Description of the task: Write out each record below exactly, without pictures.

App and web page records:
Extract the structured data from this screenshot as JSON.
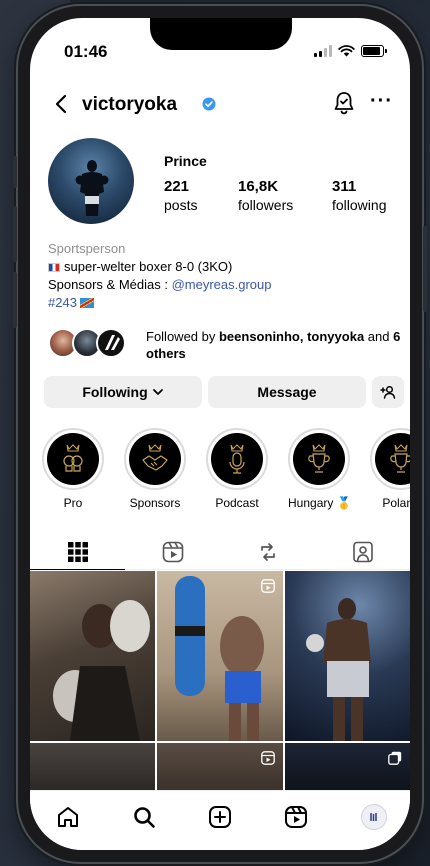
{
  "status_bar": {
    "time": "01:46",
    "battery_level": 0.9
  },
  "header": {
    "username": "victoryoka",
    "verified": true,
    "more_label": "···"
  },
  "profile": {
    "display_name": "Prince",
    "stats": [
      {
        "value": "221",
        "label": "posts"
      },
      {
        "value": "16,8K",
        "label": "followers"
      },
      {
        "value": "311",
        "label": "following"
      }
    ],
    "bio": {
      "category": "Sportsperson",
      "line1": "super-welter boxer 8-0 (3KO)",
      "line2_prefix": "Sponsors & Médias : ",
      "line2_link": "@meyreas.group",
      "hashtag": "#243"
    },
    "followed_by": {
      "prefix": "Followed by ",
      "names": "beensoninho, tonyyoka",
      "middle": " and ",
      "others": "6 others"
    }
  },
  "buttons": {
    "following": "Following",
    "message": "Message"
  },
  "highlights": [
    {
      "label": "Pro",
      "icon": "boxing-gloves-icon"
    },
    {
      "label": "Sponsors",
      "icon": "handshake-icon"
    },
    {
      "label": "Podcast",
      "icon": "microphone-icon"
    },
    {
      "label": "Hungary 🥇",
      "icon": "trophy-icon"
    },
    {
      "label": "Poland",
      "icon": "trophy-icon"
    }
  ],
  "tabs": [
    "grid-icon",
    "reels-icon",
    "reposts-icon",
    "tagged-icon"
  ],
  "bottom_nav": [
    "home-icon",
    "search-icon",
    "create-icon",
    "reels-icon",
    "profile-icon"
  ],
  "colors": {
    "verified": "#3897f0",
    "link": "#3b57a8",
    "button_bg": "#efefef",
    "highlight_gold": "#c9a55a"
  }
}
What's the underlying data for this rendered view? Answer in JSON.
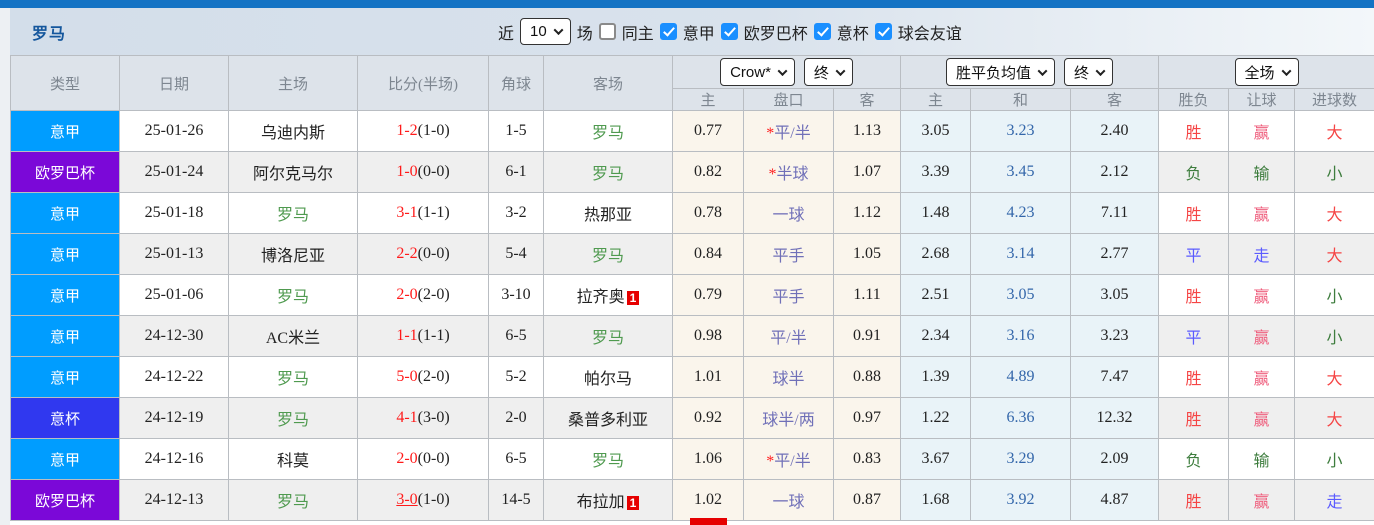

Solution:
Extract the structured data from this screenshot as JSON.
{
  "status_bar": {
    "time": "01:46",
    "battery_level": 0.9
  },
  "header": {
    "username": "victoryoka",
    "verified": true,
    "more_label": "···"
  },
  "profile": {
    "display_name": "Prince",
    "stats": [
      {
        "value": "221",
        "label": "posts"
      },
      {
        "value": "16,8K",
        "label": "followers"
      },
      {
        "value": "311",
        "label": "following"
      }
    ],
    "bio": {
      "category": "Sportsperson",
      "line1": "super-welter boxer 8-0 (3KO)",
      "line2_prefix": "Sponsors & Médias : ",
      "line2_link": "@meyreas.group",
      "hashtag": "#243"
    },
    "followed_by": {
      "prefix": "Followed by ",
      "names": "beensoninho, tonyyoka",
      "middle": " and ",
      "others": "6 others"
    }
  },
  "buttons": {
    "following": "Following",
    "message": "Message"
  },
  "highlights": [
    {
      "label": "Pro",
      "icon": "boxing-gloves-icon"
    },
    {
      "label": "Sponsors",
      "icon": "handshake-icon"
    },
    {
      "label": "Podcast",
      "icon": "microphone-icon"
    },
    {
      "label": "Hungary 🥇",
      "icon": "trophy-icon"
    },
    {
      "label": "Poland",
      "icon": "trophy-icon"
    }
  ],
  "tabs": [
    "grid-icon",
    "reels-icon",
    "reposts-icon",
    "tagged-icon"
  ],
  "bottom_nav": [
    "home-icon",
    "search-icon",
    "create-icon",
    "reels-icon",
    "profile-icon"
  ],
  "colors": {
    "verified": "#3897f0",
    "link": "#3b57a8",
    "button_bg": "#efefef",
    "highlight_gold": "#c9a55a"
  }
}
What's the underlying data for this rendered view? Answer in JSON.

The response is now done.